Mr. von Baumbach, Boehringer Ingelheim turned over around 20 billion euros last year despite the pandemic. What went particularly well, where were the problems?
Last spring, we managed to relocate 40,000 employees to the home office within one weekend. So there were no interruptions; we were productive again relatively quickly. The pandemic was a driver because we have been intensively digitizing our contact with customers in recent years. So we had a head start. Our production and supply chains were also resilient. When the borders within Europe were closed, we had to set up new delivery routes. Whether in northern Italy with a chemical plant, our production in Germany or France – our teams have managed to keep production running. That was a big part of our success.
Nevertheless, competitors felt the crisis more strongly as fewer people were treated in the hospital.
This is especially true of specialty drugs. You saw the negative effects on the balance sheet for one or the other. It was more difficult for doctors to see their patients and thus renew prescriptions. If the crisis continues, it will remain a challenge.
Boehringer spent 3.7 billion euros on research last year, more than ever before. What was the focus here?
We were very active in oncology. But we don’t forget about other areas, such as schizophrenia. Hardly any new drugs have come onto the market in this area. We have a product in clinical phase 3. We also have a number of active ingredients in the pipeline in the field of immunology.
Boehringer is also researching against Corona. How is the stand there?
We are active in several projects. We are very confident about an antibody with which we are now starting the second phase of the study. It is the first antibody to be administered by inhalation. This can significantly reduce the dose because it goes directly into the lungs and can neutralize the virus there faster and better.
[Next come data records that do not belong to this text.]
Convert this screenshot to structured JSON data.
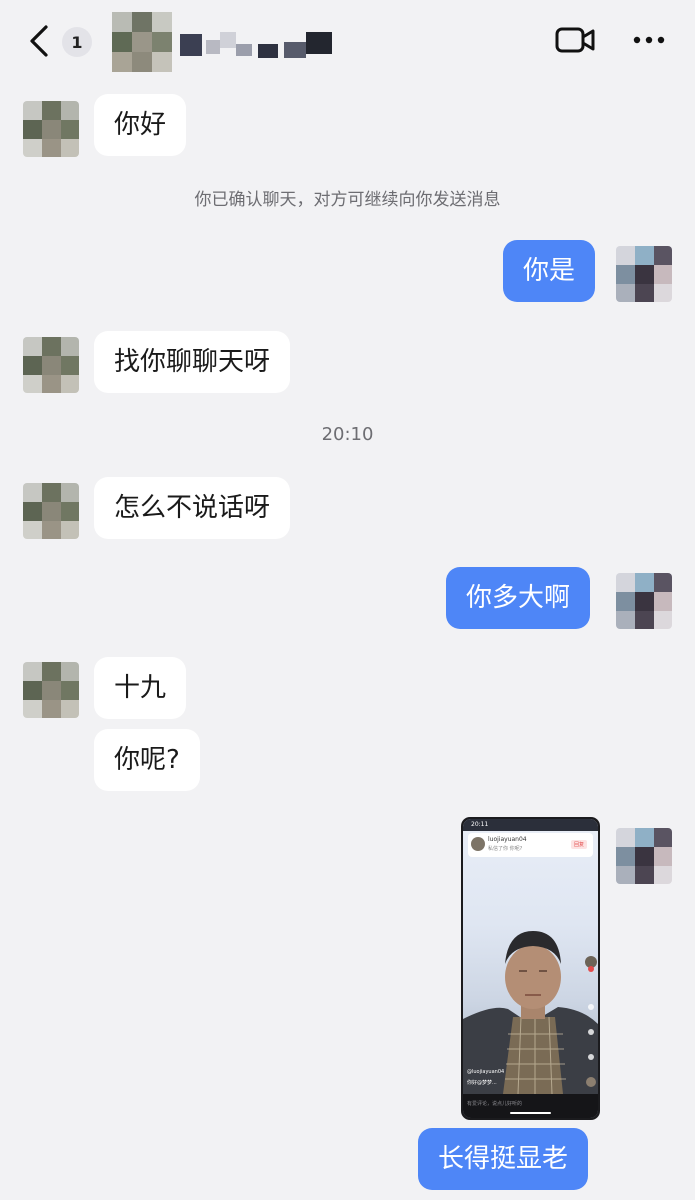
{
  "header": {
    "unread_count": "1",
    "icons": {
      "back": "chevron-left-icon",
      "video": "video-camera-icon",
      "more": "more-dots-icon"
    }
  },
  "messages": {
    "m1": "你好",
    "system_notice": "你已确认聊天，对方可继续向你发送消息",
    "m2": "你是",
    "m3": "找你聊聊天呀",
    "time_divider": "20:10",
    "m4": "怎么不说话呀",
    "m5": "你多大啊",
    "m6": "十九",
    "m7": "你呢?",
    "m8": "长得挺显老"
  },
  "shared_screenshot": {
    "status_time": "20:11",
    "account": "luojiayuan04",
    "subline": "私信了你 你呢?",
    "tag": "回复",
    "caption_user": "@luojiayuan04",
    "caption_line": "你好@梦梦...",
    "comment_hint": "有爱评论，说点儿好听的"
  },
  "colors": {
    "background": "#f2f2f4",
    "outgoing_bubble": "#4e86f7",
    "incoming_bubble": "#ffffff",
    "meta_text": "#6d6d72"
  }
}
It would be suitable for retirement and nursing homes and the outpatient sector. We are really innovative with that. We expect clinical data in the course of the second half of the year and could then apply for an emergency approval.
At the beginning of February it was said that Boehringer is looking into filling and packaging corona vaccines for other manufacturers in the future. How far are you?
We have been overtaken a bit by ourselves. At the moment we are not bottling for others and have not made a decision about it. We cannot help in the short term, which does not mean that we will not do it in the future. But we do not produce human vaccines ourselves and we have no experience with them. Converting and certifying animal vaccine systems takes several months and is very complex.
This is how long the changeover takes at other companies too. So why isn’t Boehringer getting involved here?
Our expertise lies in the development and production of therapeutics. We have to use our resources in a targeted manner where they have the greatest impact on patients. That is why we concentrate on developing possible therapeutics and not on filling vaccines.
At the time, it was a Boehringer manager who brought the bottling into play after a meeting with French President Macron. Other pharmaceutical companies such as Novartis or Bayer also entered the vaccination business in the public eye as a result of political pressure.